◆ WHAT TO DO:
The entire listing is to be repeated verbatim.

(RECORDED DATA begins)

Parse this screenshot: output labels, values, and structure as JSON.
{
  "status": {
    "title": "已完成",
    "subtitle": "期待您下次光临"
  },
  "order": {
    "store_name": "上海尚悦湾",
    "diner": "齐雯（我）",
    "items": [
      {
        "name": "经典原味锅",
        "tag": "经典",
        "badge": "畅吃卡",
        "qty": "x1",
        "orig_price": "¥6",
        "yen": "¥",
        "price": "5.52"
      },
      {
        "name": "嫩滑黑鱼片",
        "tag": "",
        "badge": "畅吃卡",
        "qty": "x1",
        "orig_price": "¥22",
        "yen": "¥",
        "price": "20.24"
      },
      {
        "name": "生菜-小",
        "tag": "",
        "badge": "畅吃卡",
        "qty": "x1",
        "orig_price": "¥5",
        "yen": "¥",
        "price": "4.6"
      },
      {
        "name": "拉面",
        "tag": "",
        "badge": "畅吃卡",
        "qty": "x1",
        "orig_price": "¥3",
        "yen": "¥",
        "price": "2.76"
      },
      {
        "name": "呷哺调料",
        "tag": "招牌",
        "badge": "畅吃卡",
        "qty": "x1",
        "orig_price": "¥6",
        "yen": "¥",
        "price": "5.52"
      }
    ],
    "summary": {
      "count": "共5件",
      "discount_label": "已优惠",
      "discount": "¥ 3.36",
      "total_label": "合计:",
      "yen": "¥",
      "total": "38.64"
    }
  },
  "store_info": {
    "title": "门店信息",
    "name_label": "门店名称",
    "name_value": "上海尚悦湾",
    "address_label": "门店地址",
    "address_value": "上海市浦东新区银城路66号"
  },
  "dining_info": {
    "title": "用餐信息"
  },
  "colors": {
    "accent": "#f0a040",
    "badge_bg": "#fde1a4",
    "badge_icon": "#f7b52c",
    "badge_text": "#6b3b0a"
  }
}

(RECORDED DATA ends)

◆ SOLUTION TO THIS PROBLEM:
Parse this screenshot: output labels, values, and structure as JSON.
{
  "status": {
    "title": "已完成",
    "subtitle": "期待您下次光临"
  },
  "order": {
    "store_name": "上海尚悦湾",
    "diner": "齐雯（我）",
    "items": [
      {
        "name": "经典原味锅",
        "tag": "经典",
        "badge": "畅吃卡",
        "qty": "x1",
        "orig_price": "¥6",
        "yen": "¥",
        "price": "5.52"
      },
      {
        "name": "嫩滑黑鱼片",
        "tag": "",
        "badge": "畅吃卡",
        "qty": "x1",
        "orig_price": "¥22",
        "yen": "¥",
        "price": "20.24"
      },
      {
        "name": "生菜-小",
        "tag": "",
        "badge": "畅吃卡",
        "qty": "x1",
        "orig_price": "¥5",
        "yen": "¥",
        "price": "4.6"
      },
      {
        "name": "拉面",
        "tag": "",
        "badge": "畅吃卡",
        "qty": "x1",
        "orig_price": "¥3",
        "yen": "¥",
        "price": "2.76"
      },
      {
        "name": "呷哺调料",
        "tag": "招牌",
        "badge": "畅吃卡",
        "qty": "x1",
        "orig_price": "¥6",
        "yen": "¥",
        "price": "5.52"
      }
    ],
    "summary": {
      "count": "共5件",
      "discount_label": "已优惠",
      "discount": "¥ 3.36",
      "total_label": "合计:",
      "yen": "¥",
      "total": "38.64"
    }
  },
  "store_info": {
    "title": "门店信息",
    "name_label": "门店名称",
    "name_value": "上海尚悦湾",
    "address_label": "门店地址",
    "address_value": "上海市浦东新区银城路66号"
  },
  "dining_info": {
    "title": "用餐信息"
  },
  "colors": {
    "accent": "#f0a040",
    "badge_bg": "#fde1a4",
    "badge_icon": "#f7b52c",
    "badge_text": "#6b3b0a"
  }
}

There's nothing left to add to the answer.